Across the records below, how many lines include the string "JSON"? Respond with the number only.

[Data in this exercise — start]

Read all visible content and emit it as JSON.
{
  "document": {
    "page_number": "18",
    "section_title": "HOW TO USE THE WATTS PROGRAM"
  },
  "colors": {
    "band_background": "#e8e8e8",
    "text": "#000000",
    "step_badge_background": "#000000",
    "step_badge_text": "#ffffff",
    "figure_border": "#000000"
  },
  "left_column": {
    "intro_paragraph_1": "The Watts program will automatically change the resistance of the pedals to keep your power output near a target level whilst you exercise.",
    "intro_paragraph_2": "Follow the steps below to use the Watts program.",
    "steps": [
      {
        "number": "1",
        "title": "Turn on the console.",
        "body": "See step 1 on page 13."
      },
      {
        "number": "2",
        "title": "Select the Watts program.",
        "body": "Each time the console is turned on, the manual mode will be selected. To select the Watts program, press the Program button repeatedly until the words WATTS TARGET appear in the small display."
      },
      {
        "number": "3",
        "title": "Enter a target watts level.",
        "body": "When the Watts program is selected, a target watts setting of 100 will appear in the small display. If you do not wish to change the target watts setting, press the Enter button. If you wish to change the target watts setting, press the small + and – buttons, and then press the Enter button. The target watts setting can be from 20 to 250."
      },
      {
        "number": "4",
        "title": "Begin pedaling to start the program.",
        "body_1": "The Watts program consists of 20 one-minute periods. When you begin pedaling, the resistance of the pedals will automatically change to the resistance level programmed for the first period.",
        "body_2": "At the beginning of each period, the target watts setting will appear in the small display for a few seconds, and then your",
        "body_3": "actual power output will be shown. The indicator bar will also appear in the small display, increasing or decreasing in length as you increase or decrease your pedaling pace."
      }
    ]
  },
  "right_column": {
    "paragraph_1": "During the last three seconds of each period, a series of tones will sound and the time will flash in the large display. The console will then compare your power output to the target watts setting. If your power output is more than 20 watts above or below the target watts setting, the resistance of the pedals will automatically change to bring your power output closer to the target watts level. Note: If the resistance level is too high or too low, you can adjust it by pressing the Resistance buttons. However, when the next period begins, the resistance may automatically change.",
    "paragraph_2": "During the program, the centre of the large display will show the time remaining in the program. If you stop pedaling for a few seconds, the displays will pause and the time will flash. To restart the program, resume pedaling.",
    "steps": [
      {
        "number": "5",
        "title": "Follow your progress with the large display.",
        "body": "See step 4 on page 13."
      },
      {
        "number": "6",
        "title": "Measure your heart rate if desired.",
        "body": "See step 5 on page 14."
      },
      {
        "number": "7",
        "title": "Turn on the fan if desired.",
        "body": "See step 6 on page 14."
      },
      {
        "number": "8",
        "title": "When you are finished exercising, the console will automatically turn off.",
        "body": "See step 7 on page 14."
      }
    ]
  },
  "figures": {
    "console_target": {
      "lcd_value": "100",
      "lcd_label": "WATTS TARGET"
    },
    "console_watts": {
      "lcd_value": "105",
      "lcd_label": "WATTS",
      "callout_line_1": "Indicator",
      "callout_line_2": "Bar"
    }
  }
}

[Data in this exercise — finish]
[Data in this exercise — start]

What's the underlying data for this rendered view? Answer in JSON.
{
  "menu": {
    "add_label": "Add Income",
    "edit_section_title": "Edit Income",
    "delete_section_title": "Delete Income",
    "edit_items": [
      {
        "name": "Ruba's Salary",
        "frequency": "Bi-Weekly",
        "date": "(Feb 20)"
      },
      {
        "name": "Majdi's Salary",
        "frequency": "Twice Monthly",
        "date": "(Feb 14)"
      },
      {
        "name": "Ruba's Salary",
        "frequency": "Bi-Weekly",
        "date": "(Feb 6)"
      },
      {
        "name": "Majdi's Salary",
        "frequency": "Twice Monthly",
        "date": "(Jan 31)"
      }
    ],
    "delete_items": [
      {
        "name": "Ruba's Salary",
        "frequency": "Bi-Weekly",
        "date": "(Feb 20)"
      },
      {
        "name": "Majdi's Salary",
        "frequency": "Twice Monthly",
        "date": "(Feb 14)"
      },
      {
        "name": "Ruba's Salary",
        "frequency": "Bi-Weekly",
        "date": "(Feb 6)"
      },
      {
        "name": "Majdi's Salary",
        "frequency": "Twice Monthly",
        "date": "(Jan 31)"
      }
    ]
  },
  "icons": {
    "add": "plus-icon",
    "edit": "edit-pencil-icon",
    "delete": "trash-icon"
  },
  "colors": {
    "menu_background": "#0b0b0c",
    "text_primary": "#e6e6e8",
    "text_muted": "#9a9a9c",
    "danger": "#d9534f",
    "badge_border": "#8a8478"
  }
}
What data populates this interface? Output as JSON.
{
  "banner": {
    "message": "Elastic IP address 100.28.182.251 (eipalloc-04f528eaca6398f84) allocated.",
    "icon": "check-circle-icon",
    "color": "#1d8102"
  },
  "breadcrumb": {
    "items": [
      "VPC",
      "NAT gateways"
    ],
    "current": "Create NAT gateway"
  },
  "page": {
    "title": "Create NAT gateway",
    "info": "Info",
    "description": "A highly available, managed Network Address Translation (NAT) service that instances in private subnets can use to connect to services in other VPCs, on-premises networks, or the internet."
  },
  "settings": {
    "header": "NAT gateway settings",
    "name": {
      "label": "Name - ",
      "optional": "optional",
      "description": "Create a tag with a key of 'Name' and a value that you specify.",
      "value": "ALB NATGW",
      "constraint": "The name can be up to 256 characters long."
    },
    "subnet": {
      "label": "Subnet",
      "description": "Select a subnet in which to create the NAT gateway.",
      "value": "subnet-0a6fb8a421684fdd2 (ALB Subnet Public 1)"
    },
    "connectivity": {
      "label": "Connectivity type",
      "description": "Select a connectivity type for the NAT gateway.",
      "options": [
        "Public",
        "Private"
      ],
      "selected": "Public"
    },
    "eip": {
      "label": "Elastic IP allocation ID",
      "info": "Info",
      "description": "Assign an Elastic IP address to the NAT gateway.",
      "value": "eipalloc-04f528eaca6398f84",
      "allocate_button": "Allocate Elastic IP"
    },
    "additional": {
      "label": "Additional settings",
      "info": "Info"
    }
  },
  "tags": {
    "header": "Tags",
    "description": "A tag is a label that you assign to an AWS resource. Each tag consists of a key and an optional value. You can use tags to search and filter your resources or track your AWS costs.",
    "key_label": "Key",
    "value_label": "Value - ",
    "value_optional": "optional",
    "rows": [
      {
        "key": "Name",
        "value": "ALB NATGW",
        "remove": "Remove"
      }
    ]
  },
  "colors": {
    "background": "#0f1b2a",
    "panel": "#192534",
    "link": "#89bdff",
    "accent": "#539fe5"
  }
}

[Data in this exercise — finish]
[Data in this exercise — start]

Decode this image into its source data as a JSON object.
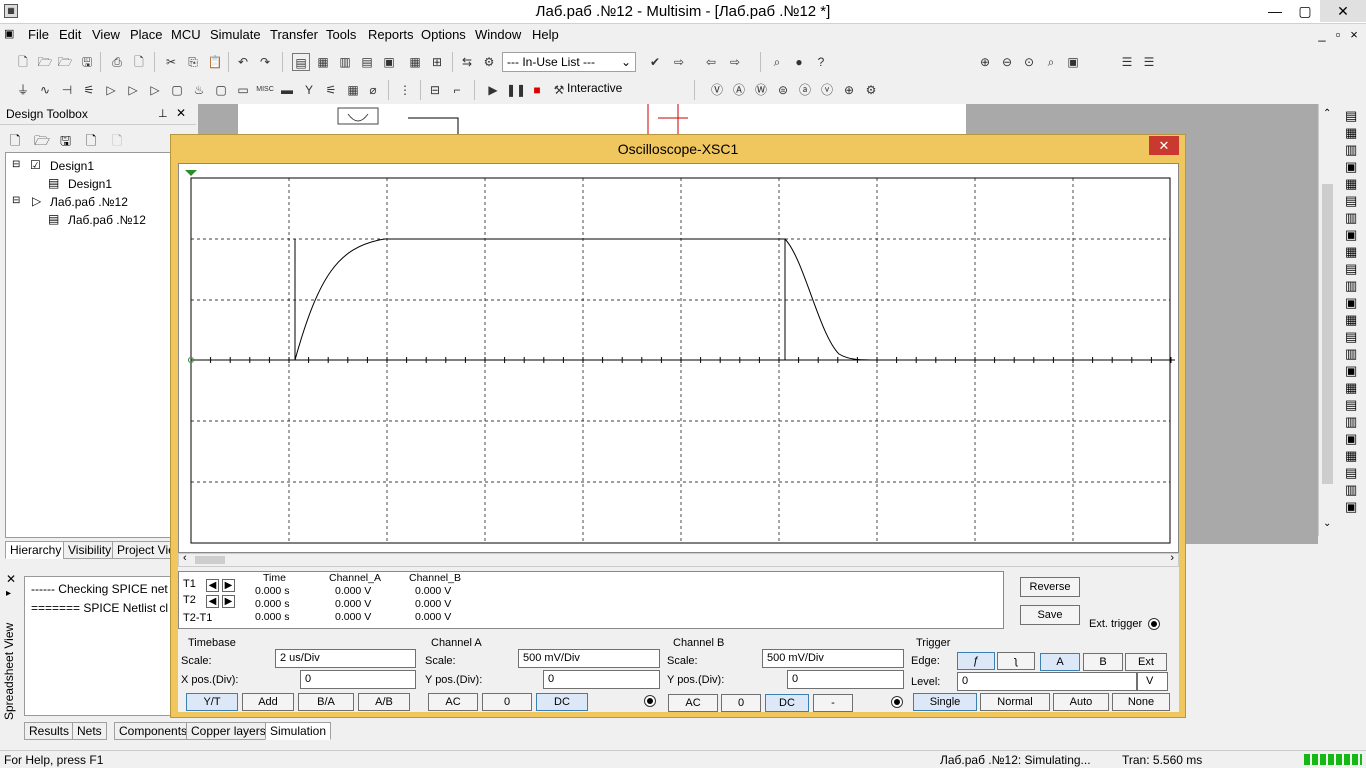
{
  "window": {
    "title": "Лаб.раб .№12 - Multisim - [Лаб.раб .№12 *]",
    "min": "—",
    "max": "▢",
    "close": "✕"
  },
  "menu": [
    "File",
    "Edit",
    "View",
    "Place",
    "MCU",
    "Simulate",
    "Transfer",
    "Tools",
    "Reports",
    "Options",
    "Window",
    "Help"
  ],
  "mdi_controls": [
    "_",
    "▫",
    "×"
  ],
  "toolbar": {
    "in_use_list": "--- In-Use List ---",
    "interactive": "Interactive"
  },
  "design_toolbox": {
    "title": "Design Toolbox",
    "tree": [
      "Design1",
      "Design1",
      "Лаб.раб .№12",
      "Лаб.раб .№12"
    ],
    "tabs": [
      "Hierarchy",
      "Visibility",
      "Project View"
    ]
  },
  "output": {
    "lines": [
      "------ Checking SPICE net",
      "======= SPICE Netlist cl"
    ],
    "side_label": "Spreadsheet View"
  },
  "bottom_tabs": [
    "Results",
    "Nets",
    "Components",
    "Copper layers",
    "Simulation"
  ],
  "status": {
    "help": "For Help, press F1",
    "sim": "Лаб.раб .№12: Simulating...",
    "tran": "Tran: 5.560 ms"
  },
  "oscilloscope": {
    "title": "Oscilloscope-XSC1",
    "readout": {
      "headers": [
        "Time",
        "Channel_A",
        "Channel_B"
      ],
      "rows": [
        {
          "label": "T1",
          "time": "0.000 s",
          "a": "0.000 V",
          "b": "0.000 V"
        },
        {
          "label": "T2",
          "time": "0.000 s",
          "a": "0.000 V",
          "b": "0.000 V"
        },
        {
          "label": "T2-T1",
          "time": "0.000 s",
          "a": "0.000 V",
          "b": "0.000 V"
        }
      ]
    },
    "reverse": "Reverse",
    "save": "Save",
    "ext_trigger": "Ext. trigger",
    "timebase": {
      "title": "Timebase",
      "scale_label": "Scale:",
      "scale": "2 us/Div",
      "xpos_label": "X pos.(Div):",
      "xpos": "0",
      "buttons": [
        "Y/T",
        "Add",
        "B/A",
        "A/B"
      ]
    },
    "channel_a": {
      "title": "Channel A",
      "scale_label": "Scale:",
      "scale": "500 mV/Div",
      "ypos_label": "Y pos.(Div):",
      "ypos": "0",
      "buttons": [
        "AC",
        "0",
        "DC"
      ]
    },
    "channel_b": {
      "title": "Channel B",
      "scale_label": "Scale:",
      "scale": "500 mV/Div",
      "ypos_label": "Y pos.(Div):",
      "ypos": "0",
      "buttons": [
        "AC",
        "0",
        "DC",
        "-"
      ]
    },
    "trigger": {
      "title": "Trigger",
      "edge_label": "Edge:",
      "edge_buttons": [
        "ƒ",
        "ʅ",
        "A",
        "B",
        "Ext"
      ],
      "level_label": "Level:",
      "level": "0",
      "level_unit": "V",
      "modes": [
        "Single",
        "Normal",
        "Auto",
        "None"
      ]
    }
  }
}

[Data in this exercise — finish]

#### [Task output]
4